Alleged fugitive mob boss James “Whitey” Bulger on Tuesday greeted the hundreds of people who will potentially decide his fate with a “good morning.”
Bulger’s attorney, J.W. Carney Jr., gave a brief introduction of his client to the potential jurors called to the federal courthouse in South Boston.
“I’m pleased to introduce our client … James Bulger,” Carney said.
“Good morning,” Bulger then said.
“Good morning,” the potential jurors responded.
That exchange ended the first of at least three sessions where Judge Denise Casper introduced the potential jurors to the case.
The jury pool was a mix of men and women of all ages and backgrounds. Many were reading books until prosecutors and defense lawyers walked in along with Bulger. One older man went back to reading his magazine and yawned shortly after Bulger walked in to the jury assembly room.
The 83-year-old former fugitive appeared before them in a long-sleeve T-shirt tucked into his jeans. He wore white sneakers and a belt. He does not have a to wear his standard orange prison jumpsuit during his trial.
Hundreds of people filled out a questionnaire after Casper addressed them. Their answers will then be reviewed by prosecutors and Bulger’s defense team, and jurors who are not excused from service because of their answers will be questioned in person later this week.
After the jury pool introduction meetings, Carney spokes briefly to reporters and said the first stage of the jury selection process will be completed on or about Friday. The second stage would begin after that. That means opening statements, which were scheduled to begin Monday, will likely be pushed back.
As for the potential Bulger trial jurors, Casper repeatedly told the group that Bulger pleaded not guilty to the charges against him, and that he is to be presumed innocent.
She also told them not to talk about the case with anyone, including family members, and to avoid media coverage of it until they are excused.
Casper said she intends to seat 18 jurors — including six alternates — and has scheduled opening statements for Monday. That could change depending on how smoothly the jury selection process goes.
As Metro reported earlier this week, despite Bulger’s notoriety, some legal expects believe that a fair and impartial jury with limited knowledge of Bulger and his life can be found to decide the case.
The 83-year-old was arrested in Santa Monica, Calif., in 2011 after 16 years on the run. Bulger fled after corrupt FBI agent John Connolly tipped him off just before his indictment for various crimes including racketeering, extortion and 19 murders.

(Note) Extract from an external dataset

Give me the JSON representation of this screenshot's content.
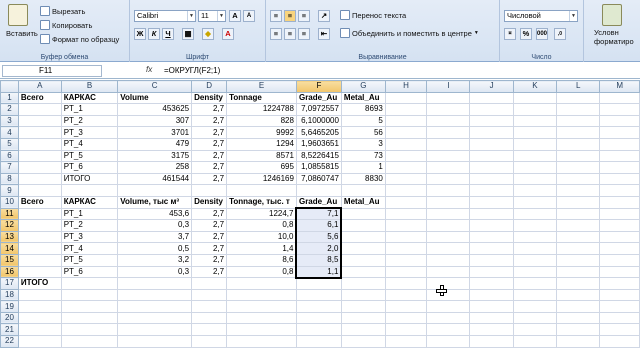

The jury selection process continues Wednesday.
Follow Michael Naughton on Twitter @metrobosmike.